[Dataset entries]
========================================================================

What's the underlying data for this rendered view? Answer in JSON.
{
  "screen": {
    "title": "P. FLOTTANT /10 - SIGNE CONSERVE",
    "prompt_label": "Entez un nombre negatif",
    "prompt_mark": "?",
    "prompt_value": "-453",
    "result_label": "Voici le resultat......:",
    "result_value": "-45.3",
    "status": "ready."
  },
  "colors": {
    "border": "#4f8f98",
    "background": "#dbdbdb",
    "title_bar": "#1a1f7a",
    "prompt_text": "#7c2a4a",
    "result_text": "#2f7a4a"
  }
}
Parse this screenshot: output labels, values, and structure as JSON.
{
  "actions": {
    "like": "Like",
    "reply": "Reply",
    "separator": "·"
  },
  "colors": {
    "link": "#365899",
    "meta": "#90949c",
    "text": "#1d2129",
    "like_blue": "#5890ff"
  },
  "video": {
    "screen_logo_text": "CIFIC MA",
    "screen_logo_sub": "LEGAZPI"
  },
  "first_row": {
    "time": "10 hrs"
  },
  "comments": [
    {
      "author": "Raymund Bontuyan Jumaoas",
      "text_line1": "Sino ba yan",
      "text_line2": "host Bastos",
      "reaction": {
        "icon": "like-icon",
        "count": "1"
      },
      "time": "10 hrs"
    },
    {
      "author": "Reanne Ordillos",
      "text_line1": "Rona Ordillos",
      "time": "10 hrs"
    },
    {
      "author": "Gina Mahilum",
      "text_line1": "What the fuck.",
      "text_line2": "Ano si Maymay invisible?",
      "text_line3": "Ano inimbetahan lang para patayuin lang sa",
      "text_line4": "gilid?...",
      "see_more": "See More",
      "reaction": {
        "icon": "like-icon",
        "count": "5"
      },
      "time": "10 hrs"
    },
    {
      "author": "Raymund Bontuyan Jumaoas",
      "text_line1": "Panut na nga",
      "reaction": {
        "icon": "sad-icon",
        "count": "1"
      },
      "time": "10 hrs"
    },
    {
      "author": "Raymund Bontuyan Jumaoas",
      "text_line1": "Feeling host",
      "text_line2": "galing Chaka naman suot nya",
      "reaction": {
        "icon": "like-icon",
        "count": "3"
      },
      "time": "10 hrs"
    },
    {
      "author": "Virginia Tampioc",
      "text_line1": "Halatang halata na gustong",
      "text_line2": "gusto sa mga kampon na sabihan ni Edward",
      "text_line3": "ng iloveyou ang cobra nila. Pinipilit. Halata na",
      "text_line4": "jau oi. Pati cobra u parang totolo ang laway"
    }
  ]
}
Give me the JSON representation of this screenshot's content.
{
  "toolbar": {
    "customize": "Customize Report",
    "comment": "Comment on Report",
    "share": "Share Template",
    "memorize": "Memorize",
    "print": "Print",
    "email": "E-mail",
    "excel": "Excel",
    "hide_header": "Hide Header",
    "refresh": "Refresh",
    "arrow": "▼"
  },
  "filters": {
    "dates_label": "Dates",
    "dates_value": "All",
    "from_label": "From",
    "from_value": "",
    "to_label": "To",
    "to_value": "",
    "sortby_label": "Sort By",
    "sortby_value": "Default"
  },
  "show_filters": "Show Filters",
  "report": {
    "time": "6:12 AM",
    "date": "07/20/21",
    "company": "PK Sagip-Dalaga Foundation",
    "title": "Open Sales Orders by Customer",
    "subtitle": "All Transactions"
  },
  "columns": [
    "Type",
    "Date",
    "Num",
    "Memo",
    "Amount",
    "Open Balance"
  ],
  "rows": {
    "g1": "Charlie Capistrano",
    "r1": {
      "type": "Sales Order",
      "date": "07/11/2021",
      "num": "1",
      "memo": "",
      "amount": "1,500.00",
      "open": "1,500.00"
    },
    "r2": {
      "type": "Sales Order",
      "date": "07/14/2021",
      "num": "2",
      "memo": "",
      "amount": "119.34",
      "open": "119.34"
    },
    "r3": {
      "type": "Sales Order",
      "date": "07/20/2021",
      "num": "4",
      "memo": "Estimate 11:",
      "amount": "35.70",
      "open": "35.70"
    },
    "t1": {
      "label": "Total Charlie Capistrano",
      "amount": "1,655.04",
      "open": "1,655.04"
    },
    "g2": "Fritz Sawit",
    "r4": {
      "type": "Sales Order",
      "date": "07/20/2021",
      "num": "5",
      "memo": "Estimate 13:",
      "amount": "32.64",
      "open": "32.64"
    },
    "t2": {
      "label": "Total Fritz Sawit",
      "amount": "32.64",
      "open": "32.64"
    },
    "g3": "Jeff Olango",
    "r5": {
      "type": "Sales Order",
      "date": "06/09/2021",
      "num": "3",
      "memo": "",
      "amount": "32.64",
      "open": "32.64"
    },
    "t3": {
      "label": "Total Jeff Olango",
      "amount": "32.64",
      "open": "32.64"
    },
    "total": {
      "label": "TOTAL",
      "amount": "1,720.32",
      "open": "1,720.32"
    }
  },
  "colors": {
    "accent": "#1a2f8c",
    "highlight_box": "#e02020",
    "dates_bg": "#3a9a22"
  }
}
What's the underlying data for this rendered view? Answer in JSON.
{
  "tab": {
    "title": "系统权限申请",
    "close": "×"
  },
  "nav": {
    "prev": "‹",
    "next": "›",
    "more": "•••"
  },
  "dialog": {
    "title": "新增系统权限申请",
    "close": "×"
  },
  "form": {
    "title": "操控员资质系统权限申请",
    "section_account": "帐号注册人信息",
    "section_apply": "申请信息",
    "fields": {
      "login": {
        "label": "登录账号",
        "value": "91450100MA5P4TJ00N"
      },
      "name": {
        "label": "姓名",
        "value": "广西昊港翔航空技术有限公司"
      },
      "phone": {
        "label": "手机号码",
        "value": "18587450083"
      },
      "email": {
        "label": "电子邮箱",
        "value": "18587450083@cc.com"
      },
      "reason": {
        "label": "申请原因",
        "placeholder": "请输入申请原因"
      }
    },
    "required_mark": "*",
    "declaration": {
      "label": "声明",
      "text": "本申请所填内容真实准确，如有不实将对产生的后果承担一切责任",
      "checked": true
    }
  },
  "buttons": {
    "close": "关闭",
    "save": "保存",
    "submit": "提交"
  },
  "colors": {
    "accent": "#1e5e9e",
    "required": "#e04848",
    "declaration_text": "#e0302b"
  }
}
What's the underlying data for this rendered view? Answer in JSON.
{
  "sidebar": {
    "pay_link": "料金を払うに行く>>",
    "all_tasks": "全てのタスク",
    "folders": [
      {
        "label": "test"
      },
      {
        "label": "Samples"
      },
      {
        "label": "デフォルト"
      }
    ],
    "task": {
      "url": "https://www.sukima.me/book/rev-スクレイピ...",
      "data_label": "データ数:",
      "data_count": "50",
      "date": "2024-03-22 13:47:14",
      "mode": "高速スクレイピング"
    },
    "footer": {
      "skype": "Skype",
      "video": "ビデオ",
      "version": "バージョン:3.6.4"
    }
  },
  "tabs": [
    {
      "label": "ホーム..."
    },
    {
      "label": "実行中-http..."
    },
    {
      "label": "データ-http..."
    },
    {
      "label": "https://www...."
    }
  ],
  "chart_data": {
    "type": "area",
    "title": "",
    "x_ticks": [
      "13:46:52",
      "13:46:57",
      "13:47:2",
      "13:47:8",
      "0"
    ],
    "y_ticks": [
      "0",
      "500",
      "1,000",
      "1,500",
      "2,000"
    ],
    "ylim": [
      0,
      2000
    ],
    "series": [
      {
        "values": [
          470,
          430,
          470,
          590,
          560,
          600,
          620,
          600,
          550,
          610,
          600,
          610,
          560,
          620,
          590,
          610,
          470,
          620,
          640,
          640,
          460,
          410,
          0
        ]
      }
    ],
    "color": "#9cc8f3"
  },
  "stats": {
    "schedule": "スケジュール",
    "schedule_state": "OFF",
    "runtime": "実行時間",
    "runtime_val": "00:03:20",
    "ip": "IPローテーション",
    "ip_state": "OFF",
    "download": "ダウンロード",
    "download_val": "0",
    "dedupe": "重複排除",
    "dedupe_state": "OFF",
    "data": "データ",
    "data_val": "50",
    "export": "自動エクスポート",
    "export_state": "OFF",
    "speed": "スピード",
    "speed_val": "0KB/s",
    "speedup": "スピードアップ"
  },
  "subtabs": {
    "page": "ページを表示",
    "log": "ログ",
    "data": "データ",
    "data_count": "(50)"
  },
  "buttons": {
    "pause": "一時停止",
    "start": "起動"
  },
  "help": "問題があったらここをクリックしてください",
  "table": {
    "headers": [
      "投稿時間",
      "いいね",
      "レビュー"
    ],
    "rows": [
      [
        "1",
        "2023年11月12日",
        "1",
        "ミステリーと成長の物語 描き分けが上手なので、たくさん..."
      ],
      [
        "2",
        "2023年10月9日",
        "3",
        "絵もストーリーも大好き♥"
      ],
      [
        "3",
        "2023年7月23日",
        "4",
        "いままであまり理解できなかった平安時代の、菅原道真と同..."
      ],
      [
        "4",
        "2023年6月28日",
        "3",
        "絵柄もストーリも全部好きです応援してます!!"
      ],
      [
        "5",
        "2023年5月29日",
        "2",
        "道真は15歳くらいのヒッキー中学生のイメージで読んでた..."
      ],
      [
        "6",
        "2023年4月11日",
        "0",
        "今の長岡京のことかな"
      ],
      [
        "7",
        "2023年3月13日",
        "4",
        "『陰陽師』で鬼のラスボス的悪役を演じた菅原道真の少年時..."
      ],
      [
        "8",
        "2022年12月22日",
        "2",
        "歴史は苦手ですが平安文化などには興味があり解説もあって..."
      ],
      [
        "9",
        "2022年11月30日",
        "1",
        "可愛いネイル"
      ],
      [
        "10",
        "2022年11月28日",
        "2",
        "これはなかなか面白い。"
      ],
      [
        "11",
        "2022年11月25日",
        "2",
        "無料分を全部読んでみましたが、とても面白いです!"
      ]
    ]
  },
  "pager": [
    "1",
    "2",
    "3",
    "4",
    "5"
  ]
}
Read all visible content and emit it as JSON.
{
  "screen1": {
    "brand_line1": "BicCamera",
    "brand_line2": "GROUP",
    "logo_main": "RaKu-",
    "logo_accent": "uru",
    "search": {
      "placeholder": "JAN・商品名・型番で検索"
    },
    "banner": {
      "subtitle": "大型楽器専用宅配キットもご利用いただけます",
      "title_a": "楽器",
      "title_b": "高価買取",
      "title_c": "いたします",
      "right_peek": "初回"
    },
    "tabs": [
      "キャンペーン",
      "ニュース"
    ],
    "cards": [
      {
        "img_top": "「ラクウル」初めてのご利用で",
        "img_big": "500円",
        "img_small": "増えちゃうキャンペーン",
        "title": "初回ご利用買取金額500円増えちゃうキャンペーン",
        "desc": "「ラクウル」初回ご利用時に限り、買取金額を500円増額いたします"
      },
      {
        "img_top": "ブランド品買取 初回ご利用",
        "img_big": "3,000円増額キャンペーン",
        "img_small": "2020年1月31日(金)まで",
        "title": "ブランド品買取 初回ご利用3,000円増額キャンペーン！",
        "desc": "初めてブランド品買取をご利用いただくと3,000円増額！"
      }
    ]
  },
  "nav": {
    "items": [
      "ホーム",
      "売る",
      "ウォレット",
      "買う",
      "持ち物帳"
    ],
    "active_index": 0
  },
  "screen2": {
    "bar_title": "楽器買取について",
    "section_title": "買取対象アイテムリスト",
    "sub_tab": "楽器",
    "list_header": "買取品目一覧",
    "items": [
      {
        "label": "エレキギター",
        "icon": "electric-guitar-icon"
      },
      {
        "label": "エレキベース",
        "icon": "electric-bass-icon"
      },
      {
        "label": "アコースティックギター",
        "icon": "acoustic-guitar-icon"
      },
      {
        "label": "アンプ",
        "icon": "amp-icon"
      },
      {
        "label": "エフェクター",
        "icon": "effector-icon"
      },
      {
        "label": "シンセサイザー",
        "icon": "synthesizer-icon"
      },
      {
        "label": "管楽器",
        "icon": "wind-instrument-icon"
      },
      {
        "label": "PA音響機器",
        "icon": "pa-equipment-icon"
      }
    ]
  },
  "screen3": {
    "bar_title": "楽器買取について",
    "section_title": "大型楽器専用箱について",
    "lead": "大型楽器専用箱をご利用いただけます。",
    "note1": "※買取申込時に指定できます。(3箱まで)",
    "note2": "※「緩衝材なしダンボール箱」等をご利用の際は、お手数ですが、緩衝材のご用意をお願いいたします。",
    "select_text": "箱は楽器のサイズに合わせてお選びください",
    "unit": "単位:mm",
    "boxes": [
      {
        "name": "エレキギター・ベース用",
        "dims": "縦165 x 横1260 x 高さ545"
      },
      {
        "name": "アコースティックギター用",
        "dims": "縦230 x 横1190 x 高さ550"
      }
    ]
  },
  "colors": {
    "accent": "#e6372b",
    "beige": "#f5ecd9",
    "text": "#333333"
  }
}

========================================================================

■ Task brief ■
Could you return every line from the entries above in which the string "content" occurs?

■ Your response ■
Give me the JSON representation of this screenshot's content.
Read all visible content and emit it as JSON.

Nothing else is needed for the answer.